“That experience changed my life forever. After a year, I found out some of my friends who had been kidnapped had now fully joined the non-state armed groups. I still can’t be in class or a school compound for very long, it has left me very traumatized for years. It caused me to discontinue my education.” – Anonymous child from Burkina Faso.
“Not allowing children to have a regular and quality education is also a serious form of violence and deprivation against them and affects their well-being, growth and development. It is time to act to help children affected by the crises and practices that go with them. Inaction will sacrifice an entire generation," concluded Aboubacar from Mali.
The list of harmful practices above is non-exhaustive. They all are likely to cause physical, psychological, economic, and social harm and/or violence as well as limitations on children’s capacity to participate fully in society or develop and reach their full potential. Harmful practices are imposed on children by family, community members, and society at large.
Children are the voices of change, here is what some of these children encourage other children to do, to help get involved in the effort to eliminate harmful practices for African children everywhere:
Share literature on Child Rights with your peers and your community. Get Informed!
Use technology to share your stories with your peers and with leaders.
Write a letter to decision makers asking for change!
Join the school government to sensitize your community on issues that matter most!
Embrace African tradition, tell the stories of those who need help to caution future generations about the negative impacts of harmful practices.
* names have been changed to protect the identity of children.
. In addition to the above-mentioned initiatives, the AU adopted several other campaigns and initiatives to end violence against children.
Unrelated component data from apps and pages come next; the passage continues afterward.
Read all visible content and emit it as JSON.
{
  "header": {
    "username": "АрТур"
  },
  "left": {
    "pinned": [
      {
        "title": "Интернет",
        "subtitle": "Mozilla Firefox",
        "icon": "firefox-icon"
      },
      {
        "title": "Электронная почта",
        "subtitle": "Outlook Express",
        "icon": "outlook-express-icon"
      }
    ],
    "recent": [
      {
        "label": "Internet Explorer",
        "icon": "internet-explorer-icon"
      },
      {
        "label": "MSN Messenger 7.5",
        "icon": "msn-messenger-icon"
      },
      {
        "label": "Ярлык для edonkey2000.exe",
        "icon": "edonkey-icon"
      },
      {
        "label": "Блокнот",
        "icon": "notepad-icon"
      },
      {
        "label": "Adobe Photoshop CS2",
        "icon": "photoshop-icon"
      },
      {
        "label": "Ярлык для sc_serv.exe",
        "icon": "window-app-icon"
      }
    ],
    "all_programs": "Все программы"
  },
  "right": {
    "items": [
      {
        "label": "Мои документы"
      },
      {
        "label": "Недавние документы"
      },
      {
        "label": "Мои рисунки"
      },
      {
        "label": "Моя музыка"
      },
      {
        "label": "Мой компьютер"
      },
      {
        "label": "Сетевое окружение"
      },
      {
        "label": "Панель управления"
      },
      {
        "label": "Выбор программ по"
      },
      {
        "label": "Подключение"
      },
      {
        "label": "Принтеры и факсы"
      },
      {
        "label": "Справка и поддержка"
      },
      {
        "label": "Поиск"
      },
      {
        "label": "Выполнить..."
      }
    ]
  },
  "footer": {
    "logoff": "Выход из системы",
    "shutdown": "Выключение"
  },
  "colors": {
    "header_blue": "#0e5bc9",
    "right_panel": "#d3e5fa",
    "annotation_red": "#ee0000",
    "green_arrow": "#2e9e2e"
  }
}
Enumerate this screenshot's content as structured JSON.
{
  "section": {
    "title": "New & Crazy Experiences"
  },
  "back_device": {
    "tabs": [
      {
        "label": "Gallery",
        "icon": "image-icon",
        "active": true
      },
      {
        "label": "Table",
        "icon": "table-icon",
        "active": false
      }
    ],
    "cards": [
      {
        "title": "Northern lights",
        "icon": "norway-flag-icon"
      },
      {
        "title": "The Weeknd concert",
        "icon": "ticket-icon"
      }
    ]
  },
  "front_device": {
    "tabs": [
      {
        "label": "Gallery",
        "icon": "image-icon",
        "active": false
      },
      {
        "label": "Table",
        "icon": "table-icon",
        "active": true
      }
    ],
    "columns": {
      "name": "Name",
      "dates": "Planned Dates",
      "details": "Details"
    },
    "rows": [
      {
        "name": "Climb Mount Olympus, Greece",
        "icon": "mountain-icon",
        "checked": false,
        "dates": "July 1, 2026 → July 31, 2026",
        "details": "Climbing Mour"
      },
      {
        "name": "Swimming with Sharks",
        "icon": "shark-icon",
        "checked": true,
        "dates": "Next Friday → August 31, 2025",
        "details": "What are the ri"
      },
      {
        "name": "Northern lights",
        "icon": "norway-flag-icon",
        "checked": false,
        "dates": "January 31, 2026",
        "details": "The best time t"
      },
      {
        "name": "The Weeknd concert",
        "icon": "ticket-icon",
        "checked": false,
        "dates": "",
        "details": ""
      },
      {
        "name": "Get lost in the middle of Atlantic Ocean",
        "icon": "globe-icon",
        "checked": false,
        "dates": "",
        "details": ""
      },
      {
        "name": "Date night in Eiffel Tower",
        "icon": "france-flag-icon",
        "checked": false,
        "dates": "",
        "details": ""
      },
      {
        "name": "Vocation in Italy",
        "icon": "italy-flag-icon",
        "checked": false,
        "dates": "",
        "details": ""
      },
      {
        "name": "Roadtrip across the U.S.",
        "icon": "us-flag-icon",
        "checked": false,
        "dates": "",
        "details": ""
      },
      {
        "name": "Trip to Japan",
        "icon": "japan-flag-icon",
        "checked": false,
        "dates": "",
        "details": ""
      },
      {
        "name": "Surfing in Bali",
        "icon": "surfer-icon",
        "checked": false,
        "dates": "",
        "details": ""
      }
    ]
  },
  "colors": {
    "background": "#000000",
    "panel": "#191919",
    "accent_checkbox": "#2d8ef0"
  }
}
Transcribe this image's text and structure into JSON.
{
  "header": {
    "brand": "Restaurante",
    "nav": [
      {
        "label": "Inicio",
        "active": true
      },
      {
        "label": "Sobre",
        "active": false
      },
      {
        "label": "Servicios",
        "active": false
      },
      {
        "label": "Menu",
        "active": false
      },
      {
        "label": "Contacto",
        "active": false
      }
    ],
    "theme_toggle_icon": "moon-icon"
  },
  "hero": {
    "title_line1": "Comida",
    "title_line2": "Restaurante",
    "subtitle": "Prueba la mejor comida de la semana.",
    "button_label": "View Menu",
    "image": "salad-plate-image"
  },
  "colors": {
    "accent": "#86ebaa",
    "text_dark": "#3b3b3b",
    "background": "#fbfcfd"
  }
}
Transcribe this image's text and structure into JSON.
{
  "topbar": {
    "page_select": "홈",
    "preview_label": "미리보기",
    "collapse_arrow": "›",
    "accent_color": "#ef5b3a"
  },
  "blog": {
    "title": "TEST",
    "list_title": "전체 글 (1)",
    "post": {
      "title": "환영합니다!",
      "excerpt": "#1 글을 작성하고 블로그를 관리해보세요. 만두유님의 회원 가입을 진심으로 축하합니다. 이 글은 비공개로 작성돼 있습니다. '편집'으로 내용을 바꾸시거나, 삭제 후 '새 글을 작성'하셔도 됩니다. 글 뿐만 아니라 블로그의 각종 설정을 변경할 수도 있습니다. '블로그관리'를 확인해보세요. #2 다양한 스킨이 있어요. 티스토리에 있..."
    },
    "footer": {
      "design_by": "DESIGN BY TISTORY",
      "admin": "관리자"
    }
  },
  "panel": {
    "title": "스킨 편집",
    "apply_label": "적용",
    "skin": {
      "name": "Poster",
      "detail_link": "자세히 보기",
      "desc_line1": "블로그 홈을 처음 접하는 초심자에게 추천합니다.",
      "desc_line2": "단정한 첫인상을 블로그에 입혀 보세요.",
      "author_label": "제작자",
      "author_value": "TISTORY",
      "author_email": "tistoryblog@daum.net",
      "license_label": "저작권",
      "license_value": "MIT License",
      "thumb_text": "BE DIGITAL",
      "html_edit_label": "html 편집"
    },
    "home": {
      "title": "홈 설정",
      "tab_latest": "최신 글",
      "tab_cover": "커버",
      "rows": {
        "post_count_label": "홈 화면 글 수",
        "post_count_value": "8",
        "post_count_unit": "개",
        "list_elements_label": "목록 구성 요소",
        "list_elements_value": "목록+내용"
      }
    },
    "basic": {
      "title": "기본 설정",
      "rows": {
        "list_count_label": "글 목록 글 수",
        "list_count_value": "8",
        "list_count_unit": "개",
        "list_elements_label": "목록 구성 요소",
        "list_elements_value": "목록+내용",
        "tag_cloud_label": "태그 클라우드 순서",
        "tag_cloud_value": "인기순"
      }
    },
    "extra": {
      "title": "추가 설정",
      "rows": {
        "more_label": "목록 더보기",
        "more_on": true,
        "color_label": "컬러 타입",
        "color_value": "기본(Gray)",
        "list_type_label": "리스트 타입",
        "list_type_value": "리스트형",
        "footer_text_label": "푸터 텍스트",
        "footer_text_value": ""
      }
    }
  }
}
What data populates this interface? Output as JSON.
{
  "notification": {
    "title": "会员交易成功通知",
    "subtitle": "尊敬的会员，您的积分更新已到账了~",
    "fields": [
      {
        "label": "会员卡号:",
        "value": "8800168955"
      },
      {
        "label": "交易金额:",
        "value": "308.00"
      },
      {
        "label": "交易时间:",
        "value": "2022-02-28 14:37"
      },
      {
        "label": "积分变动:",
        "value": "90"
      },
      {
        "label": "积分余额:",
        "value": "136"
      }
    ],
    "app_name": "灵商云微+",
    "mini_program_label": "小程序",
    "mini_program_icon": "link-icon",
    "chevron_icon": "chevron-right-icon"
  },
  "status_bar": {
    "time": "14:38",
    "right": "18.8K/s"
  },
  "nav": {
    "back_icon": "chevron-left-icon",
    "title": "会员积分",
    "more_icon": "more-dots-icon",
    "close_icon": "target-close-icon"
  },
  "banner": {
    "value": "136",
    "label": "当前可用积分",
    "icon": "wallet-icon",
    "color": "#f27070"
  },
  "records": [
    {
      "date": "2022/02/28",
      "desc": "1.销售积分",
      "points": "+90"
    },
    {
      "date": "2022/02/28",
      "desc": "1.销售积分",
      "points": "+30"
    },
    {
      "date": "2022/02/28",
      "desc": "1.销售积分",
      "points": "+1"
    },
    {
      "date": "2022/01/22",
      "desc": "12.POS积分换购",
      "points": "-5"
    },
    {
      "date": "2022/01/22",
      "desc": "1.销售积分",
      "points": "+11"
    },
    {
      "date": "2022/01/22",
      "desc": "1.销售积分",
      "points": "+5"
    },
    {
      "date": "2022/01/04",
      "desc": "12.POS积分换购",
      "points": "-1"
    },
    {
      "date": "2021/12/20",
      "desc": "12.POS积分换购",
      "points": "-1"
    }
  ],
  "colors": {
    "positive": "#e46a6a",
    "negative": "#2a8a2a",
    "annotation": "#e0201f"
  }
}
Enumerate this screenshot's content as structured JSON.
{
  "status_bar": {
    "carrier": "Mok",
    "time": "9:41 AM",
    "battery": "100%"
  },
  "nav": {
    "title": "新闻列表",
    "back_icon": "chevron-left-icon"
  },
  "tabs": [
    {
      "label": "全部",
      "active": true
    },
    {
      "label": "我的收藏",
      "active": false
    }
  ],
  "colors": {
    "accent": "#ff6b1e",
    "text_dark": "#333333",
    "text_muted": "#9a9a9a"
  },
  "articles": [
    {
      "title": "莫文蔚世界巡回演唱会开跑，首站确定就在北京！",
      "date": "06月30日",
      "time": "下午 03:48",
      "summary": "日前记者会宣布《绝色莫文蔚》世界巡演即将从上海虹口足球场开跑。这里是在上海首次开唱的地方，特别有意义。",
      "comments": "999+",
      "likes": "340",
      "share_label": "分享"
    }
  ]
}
In 2019, the AU adopted the Ten-Year Action Plan on the Eradication of Child Labour, Forced Labour, Human Trafficking and Modern Slavery in Africa (2020-2030) to achieve the objective and targets of the AU Agenda 2063 regarding the elimination of all forms of child labour in the continent in line with target 8.7 of the UN Agenda 2030. The Regional Action Plan on Albinism in Africa (2017–2021) was also developed in response to human rights violations being committed against persons with albinism, including children.
. A variety of harmful practices exist, including ‘FGM, child and forced marriage, virginity testing and related practices, extreme dietary restrictions, including during pregnancy (force-feeding, food taboos), binding, scarring, branding/ infliction of tribal marks, corporal punishment, stoning, violent initiation rites, widowhood practices, accusations of witchcraft, infanticide, incest and body modifications that are performed for beauty or marriageability of girls and women.